  1. President Trump and the Republican Party are unleashing economic growth and jobs. During Trump’s first year, nearly 3 million new jobs were created since January 2017 and the unemployment rate fell to 3.8 percent, the first time below 4 percent in 18 years.
  • The manufacturing industry has created more than 300,000 jobs.
  • 337,000 construction jobs have been created since President Trump took office, and construction employment stands at its highest level since June 2008.
  • Fourteen states reached record low unemployment rates.
  • Job openings have reached 6.6 million, the highest level recorded. This competition should drive wage growth.
  • Jobless claims reached the lowest level in 45 years (1973).
  • The number of people dependent on food stamps has fallen by 2.6 million or 6.2 percent since January 2017.
  • The number of people receiving unemployment benefits is running at the lowest level in 45 years.
  • The U.S. Gross Domestic Product (GDP) has averaged 3 percent growth the last three quarters. At the end of July, it was 4.2 percent. Under President Obama, GDP averaged 1.9 percent.

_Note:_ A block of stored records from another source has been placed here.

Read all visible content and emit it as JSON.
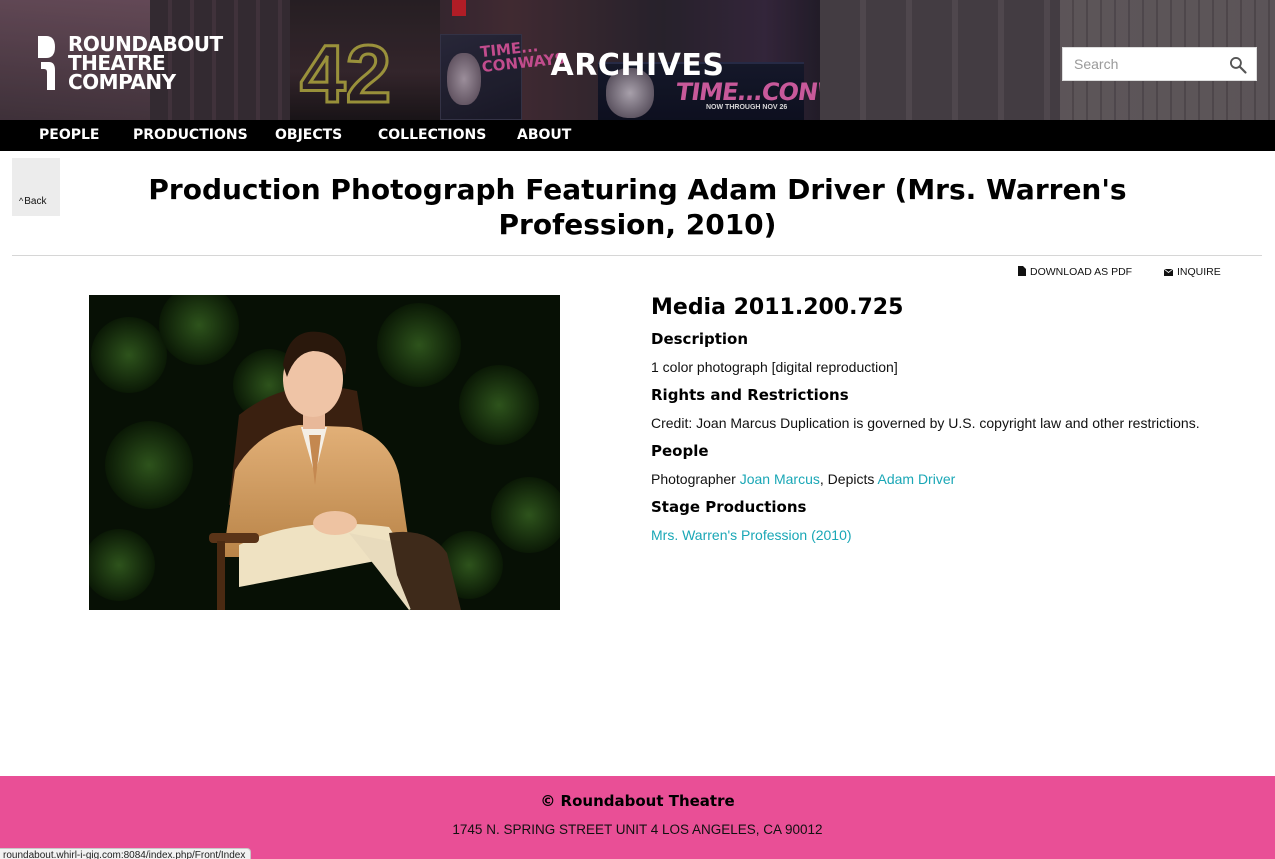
{
  "header": {
    "logo": {
      "line1": "ROUNDABOUT",
      "line2": "THEATRE",
      "line3": "COMPANY"
    },
    "title": "ARCHIVES",
    "search": {
      "placeholder": "Search",
      "value": ""
    },
    "backdrop_signs": {
      "marquee_text": "TIME...CONWAYS",
      "marquee_sub": "NOW THROUGH NOV 26",
      "poster_text": "TIME... CONWAYS",
      "street_number": "42"
    }
  },
  "nav": {
    "items": [
      {
        "label": "PEOPLE"
      },
      {
        "label": "PRODUCTIONS"
      },
      {
        "label": "OBJECTS"
      },
      {
        "label": "COLLECTIONS"
      },
      {
        "label": "ABOUT"
      }
    ]
  },
  "back": {
    "label": "Back"
  },
  "page": {
    "title": "Production Photograph Featuring Adam Driver (Mrs. Warren's Profession, 2010)"
  },
  "actions": {
    "download": "DOWNLOAD AS PDF",
    "inquire": "INQUIRE"
  },
  "record": {
    "media_id": "Media 2011.200.725",
    "description_heading": "Description",
    "description": "1 color photograph [digital reproduction]",
    "rights_heading": "Rights and Restrictions",
    "rights": "Credit: Joan Marcus Duplication is governed by U.S. copyright law and other restrictions.",
    "people_heading": "People",
    "people": {
      "role1": "Photographer",
      "person1": "Joan Marcus",
      "separator": ", Depicts",
      "person2": "Adam Driver"
    },
    "productions_heading": "Stage Productions",
    "production_link": "Mrs. Warren's Profession (2010)"
  },
  "footer": {
    "copyright": "© Roundabout Theatre",
    "address": "1745 N. SPRING STREET UNIT 4 LOS ANGELES, CA 90012"
  },
  "status_bar": {
    "url": "roundabout.whirl-i-gig.com:8084/index.php/Front/Index"
  },
  "colors": {
    "nav_bg": "#000000",
    "link": "#1aa7b6",
    "footer_bg": "#e94f96",
    "back_bg": "#ececec"
  }
}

Employment Data

From Bureau of Labor Statistics, U.S. Department of Labor, August 2018

The unemployment rate remained at 3.9 percent in August.

  1. Among the major worker groups, the unemployment rates for adult men (3.5 percent), adult women (3.6 percent), teenagers (12.8 percent), Whites (3.4 percent), Blacks (6.3 percent), Asians (3.0 percent) and Hispanics (4.7 percent).
  2. The number of long-term unemployed (those jobless for 27 weeks or more) is 1.3 million. Over the year, the number of long-term unemployed has declined by 403,000.
  3. Professional and business service added 519,000 jobs over the year.
  4. Health care has added 301,000 jobs over the year.
  5. Wholesale trade employment increase by 99,000 over the year.
  6. Employment in transportation and warehousing rose by 173,000 over the past 12 months.
  7. Mining employment has added 104,000 since October 2016, almost entirely in support activities for mining.
  8. Employment in construction has increased by 297,000 over the year.
  9. Average hourly earnings for all employees on private nonfarm payrolls has increased by 77 cents or 2.9 percent.